- **What you will do**
For this task, copy the data that follows exactly, keeping every character.

- **Input**
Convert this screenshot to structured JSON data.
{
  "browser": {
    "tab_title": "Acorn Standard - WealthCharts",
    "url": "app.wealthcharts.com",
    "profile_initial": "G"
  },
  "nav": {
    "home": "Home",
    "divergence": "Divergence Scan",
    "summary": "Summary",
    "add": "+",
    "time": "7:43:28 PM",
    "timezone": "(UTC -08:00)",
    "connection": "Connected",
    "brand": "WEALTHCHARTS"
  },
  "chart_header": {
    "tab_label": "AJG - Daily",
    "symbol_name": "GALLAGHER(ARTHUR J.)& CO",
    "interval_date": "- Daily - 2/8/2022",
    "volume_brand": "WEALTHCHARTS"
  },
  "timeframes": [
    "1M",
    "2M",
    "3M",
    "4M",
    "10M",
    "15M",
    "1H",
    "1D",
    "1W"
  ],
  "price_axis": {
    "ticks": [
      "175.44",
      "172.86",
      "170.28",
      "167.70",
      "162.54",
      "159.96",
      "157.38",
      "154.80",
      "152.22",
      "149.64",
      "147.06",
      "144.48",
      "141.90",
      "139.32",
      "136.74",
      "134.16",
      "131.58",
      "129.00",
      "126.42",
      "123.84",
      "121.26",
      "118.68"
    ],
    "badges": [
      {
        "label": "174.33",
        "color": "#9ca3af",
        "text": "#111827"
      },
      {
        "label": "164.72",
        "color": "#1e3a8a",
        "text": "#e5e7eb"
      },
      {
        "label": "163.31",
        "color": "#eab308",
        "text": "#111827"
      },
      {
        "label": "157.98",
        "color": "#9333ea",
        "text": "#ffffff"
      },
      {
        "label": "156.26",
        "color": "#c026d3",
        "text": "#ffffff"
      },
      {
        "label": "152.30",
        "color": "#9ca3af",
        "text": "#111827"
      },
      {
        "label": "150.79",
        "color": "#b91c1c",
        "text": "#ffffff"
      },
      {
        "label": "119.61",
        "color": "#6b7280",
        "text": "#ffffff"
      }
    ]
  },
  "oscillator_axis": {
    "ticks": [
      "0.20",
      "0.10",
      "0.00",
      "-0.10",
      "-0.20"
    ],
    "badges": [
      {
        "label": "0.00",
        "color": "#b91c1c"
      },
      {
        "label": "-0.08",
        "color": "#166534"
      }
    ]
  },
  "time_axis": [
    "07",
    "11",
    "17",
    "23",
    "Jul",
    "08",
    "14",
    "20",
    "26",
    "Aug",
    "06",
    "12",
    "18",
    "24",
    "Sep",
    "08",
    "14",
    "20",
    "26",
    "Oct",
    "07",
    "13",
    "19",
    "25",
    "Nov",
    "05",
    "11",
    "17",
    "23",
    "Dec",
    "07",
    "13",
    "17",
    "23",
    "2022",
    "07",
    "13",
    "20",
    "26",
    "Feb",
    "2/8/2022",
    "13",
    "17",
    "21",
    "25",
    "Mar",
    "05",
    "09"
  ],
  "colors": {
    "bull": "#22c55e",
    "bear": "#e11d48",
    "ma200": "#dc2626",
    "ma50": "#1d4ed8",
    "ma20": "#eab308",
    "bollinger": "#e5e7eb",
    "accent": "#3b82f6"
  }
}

- **Answer to this task**
Convert this screenshot to structured JSON data.
{
  "browser": {
    "tab_title": "Acorn Standard - WealthCharts",
    "url": "app.wealthcharts.com",
    "profile_initial": "G"
  },
  "nav": {
    "home": "Home",
    "divergence": "Divergence Scan",
    "summary": "Summary",
    "add": "+",
    "time": "7:43:28 PM",
    "timezone": "(UTC -08:00)",
    "connection": "Connected",
    "brand": "WEALTHCHARTS"
  },
  "chart_header": {
    "tab_label": "AJG - Daily",
    "symbol_name": "GALLAGHER(ARTHUR J.)& CO",
    "interval_date": "- Daily - 2/8/2022",
    "volume_brand": "WEALTHCHARTS"
  },
  "timeframes": [
    "1M",
    "2M",
    "3M",
    "4M",
    "10M",
    "15M",
    "1H",
    "1D",
    "1W"
  ],
  "price_axis": {
    "ticks": [
      "175.44",
      "172.86",
      "170.28",
      "167.70",
      "162.54",
      "159.96",
      "157.38",
      "154.80",
      "152.22",
      "149.64",
      "147.06",
      "144.48",
      "141.90",
      "139.32",
      "136.74",
      "134.16",
      "131.58",
      "129.00",
      "126.42",
      "123.84",
      "121.26",
      "118.68"
    ],
    "badges": [
      {
        "label": "174.33",
        "color": "#9ca3af",
        "text": "#111827"
      },
      {
        "label": "164.72",
        "color": "#1e3a8a",
        "text": "#e5e7eb"
      },
      {
        "label": "163.31",
        "color": "#eab308",
        "text": "#111827"
      },
      {
        "label": "157.98",
        "color": "#9333ea",
        "text": "#ffffff"
      },
      {
        "label": "156.26",
        "color": "#c026d3",
        "text": "#ffffff"
      },
      {
        "label": "152.30",
        "color": "#9ca3af",
        "text": "#111827"
      },
      {
        "label": "150.79",
        "color": "#b91c1c",
        "text": "#ffffff"
      },
      {
        "label": "119.61",
        "color": "#6b7280",
        "text": "#ffffff"
      }
    ]
  },
  "oscillator_axis": {
    "ticks": [
      "0.20",
      "0.10",
      "0.00",
      "-0.10",
      "-0.20"
    ],
    "badges": [
      {
        "label": "0.00",
        "color": "#b91c1c"
      },
      {
        "label": "-0.08",
        "color": "#166534"
      }
    ]
  },
  "time_axis": [
    "07",
    "11",
    "17",
    "23",
    "Jul",
    "08",
    "14",
    "20",
    "26",
    "Aug",
    "06",
    "12",
    "18",
    "24",
    "Sep",
    "08",
    "14",
    "20",
    "26",
    "Oct",
    "07",
    "13",
    "19",
    "25",
    "Nov",
    "05",
    "11",
    "17",
    "23",
    "Dec",
    "07",
    "13",
    "17",
    "23",
    "2022",
    "07",
    "13",
    "20",
    "26",
    "Feb",
    "2/8/2022",
    "13",
    "17",
    "21",
    "25",
    "Mar",
    "05",
    "09"
  ],
  "colors": {
    "bull": "#22c55e",
    "bear": "#e11d48",
    "ma200": "#dc2626",
    "ma50": "#1d4ed8",
    "ma20": "#eab308",
    "bollinger": "#e5e7eb",
    "accent": "#3b82f6"
  }
}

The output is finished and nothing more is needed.